Rosa Parks, the brave black woman who refused to give up her seat to a white man on a Montgomery, AL, bus back in 1955, has passed on.
While race relations seem to have gotten better since then, I recently asked an African American friend of mine about the charge that racism played a part in the government's response to Hurricane Katrina. My friend said he thought it had played a part, although perhaps not an overt part like in the days when Ms. Parks had the courage to say "No."
He told me a story about how, in the past year, a policeman in VA had pulled his car over. My friend had moved to VA from out of state, and he still had LA plates (tags) on his car. The policeman said, "You're in Virginia, now, boy."
My friend is hardly a boy. He stands about 6'6", and is all muscle. One doubts if the policeman would have used such language on my friend were he not a policeman, because my friend could, well, let's say, make just about anyone "pay" for such a display of disrespect.
So, thank you, Ms. Parks. You started something 50 years ago that was long overdue. Sadly, some in this country still don't seem to get our founding principle, that everyone is created equal.

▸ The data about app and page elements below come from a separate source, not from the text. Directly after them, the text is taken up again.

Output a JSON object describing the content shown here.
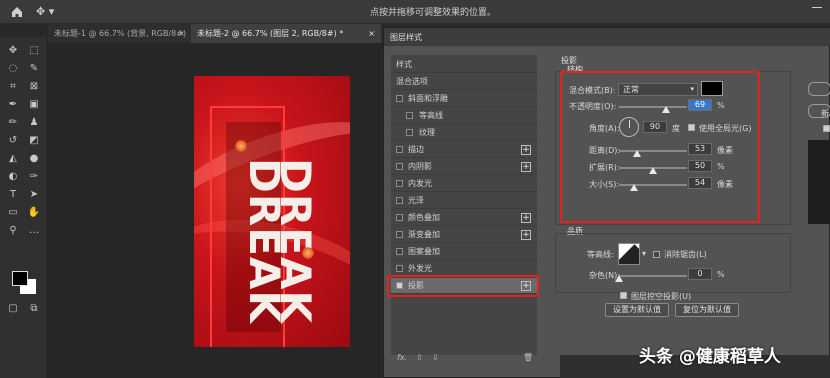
{
  "topbar": {
    "hint": "点按并拖移可调整效果的位置。"
  },
  "tabs": [
    {
      "label": "未标题-1 @ 66.7% (背景, RGB/8#) *",
      "close": "×"
    },
    {
      "label": "未标题-2 @ 66.7% (图层 2, RGB/8#) *",
      "close": "×"
    }
  ],
  "poster": {
    "word1": "DREAK",
    "word2": "DREAK"
  },
  "dialog": {
    "title": "图层样式",
    "styles": [
      {
        "label": "样式",
        "checkbox": false,
        "plus": false
      },
      {
        "label": "混合选项",
        "checkbox": false,
        "plus": false
      },
      {
        "label": "斜面和浮雕",
        "checkbox": true,
        "checked": false,
        "plus": false
      },
      {
        "label": "等高线",
        "checkbox": true,
        "checked": false,
        "plus": false,
        "sub": true
      },
      {
        "label": "纹理",
        "checkbox": true,
        "checked": false,
        "plus": false,
        "sub": true
      },
      {
        "label": "描边",
        "checkbox": true,
        "checked": false,
        "plus": true
      },
      {
        "label": "内阴影",
        "checkbox": true,
        "checked": false,
        "plus": true
      },
      {
        "label": "内发光",
        "checkbox": true,
        "checked": false,
        "plus": false
      },
      {
        "label": "光泽",
        "checkbox": true,
        "checked": false,
        "plus": false
      },
      {
        "label": "颜色叠加",
        "checkbox": true,
        "checked": false,
        "plus": true
      },
      {
        "label": "渐变叠加",
        "checkbox": true,
        "checked": false,
        "plus": true
      },
      {
        "label": "图案叠加",
        "checkbox": true,
        "checked": false,
        "plus": false
      },
      {
        "label": "外发光",
        "checkbox": true,
        "checked": false,
        "plus": false
      },
      {
        "label": "投影",
        "checkbox": true,
        "checked": true,
        "plus": true,
        "active": true
      }
    ],
    "footer": {
      "fx": "fx.",
      "up": "⇧",
      "down": "⇩",
      "trash": "🗑"
    },
    "panel": {
      "title": "投影",
      "structure": "结构",
      "blend_mode_label": "混合模式(B):",
      "blend_mode_value": "正常",
      "opacity_label": "不透明度(O):",
      "opacity_value": "69",
      "opacity_fraction": 0.69,
      "percent": "%",
      "angle_label": "角度(A):",
      "angle_value": "90",
      "degree": "度",
      "global_light_label": "使用全局光(G)",
      "distance_label": "距离(D):",
      "distance_value": "53",
      "distance_fraction": 0.27,
      "spread_label": "扩展(R):",
      "spread_value": "50",
      "spread_fraction": 0.5,
      "size_label": "大小(S):",
      "size_value": "54",
      "size_fraction": 0.22,
      "pixels": "像素",
      "quality": "品质",
      "contour_label": "等高线:",
      "antialias_label": "消除锯齿(L)",
      "noise_label": "杂色(N):",
      "noise_value": "0",
      "noise_fraction": 0,
      "knockout_label": "图层挖空投影(U)",
      "set_default": "设置为默认值",
      "reset_default": "复位为默认值"
    },
    "side": {
      "new_label": "新"
    }
  },
  "watermark": "头条 @健康稻草人",
  "colors": {
    "highlight": "#e5201f",
    "accent": "#3976c4",
    "shadow_color": "#000000"
  }
}
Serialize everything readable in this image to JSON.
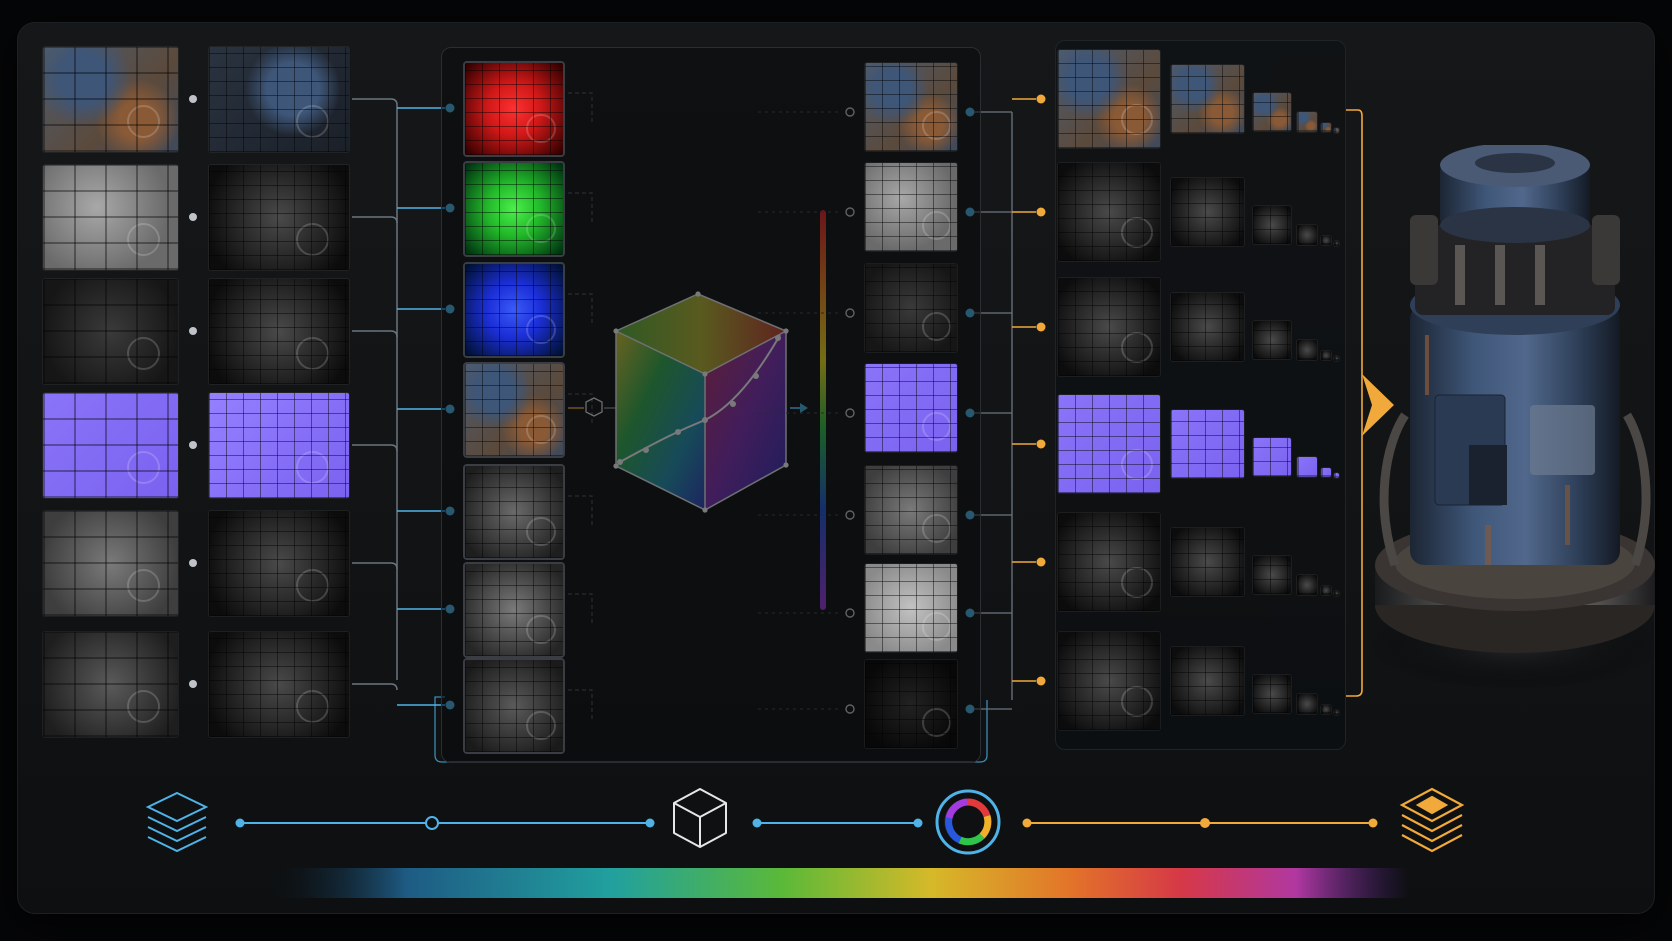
{
  "colors": {
    "background": "#050607",
    "panel": "#131517",
    "blue_link": "#4fb3e8",
    "orange_link": "#f0a93a",
    "normal_map": "#7a62f0",
    "red_channel": "#d01818",
    "green_channel": "#22b82a",
    "blue_channel": "#1c2fd8",
    "rust": "#8a5a36",
    "steel_blue": "#3e5678"
  },
  "pipeline": {
    "input_rows": [
      {
        "kind": "albedo"
      },
      {
        "kind": "roughness"
      },
      {
        "kind": "metallic"
      },
      {
        "kind": "normal"
      },
      {
        "kind": "height"
      },
      {
        "kind": "ambient-occlusion"
      }
    ],
    "channel_tiles": [
      {
        "kind": "red-channel"
      },
      {
        "kind": "green-channel"
      },
      {
        "kind": "blue-channel"
      },
      {
        "kind": "albedo"
      },
      {
        "kind": "grayscale-a"
      },
      {
        "kind": "grayscale-b"
      },
      {
        "kind": "grayscale-c"
      }
    ],
    "output_tiles": [
      {
        "kind": "albedo"
      },
      {
        "kind": "roughness"
      },
      {
        "kind": "metallic"
      },
      {
        "kind": "normal"
      },
      {
        "kind": "height"
      },
      {
        "kind": "specular"
      },
      {
        "kind": "emissive"
      }
    ],
    "mip_rows": [
      {
        "kind": "albedo"
      },
      {
        "kind": "roughness"
      },
      {
        "kind": "metallic"
      },
      {
        "kind": "normal"
      },
      {
        "kind": "height"
      },
      {
        "kind": "ambient-occlusion"
      }
    ]
  },
  "icons": {
    "layers_input": "layers-stack-icon",
    "cube": "cube-icon",
    "color_wheel": "color-wheel-icon",
    "layers_output": "layers-stack-gold-icon",
    "lut_cube": "color-lut-cube-icon",
    "arrow": "chevron-right-icon",
    "render": "rusted-cylinder-render"
  }
}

Still, there's hope, even for the VA policeman.
Be easy, Rosa, and peace, out.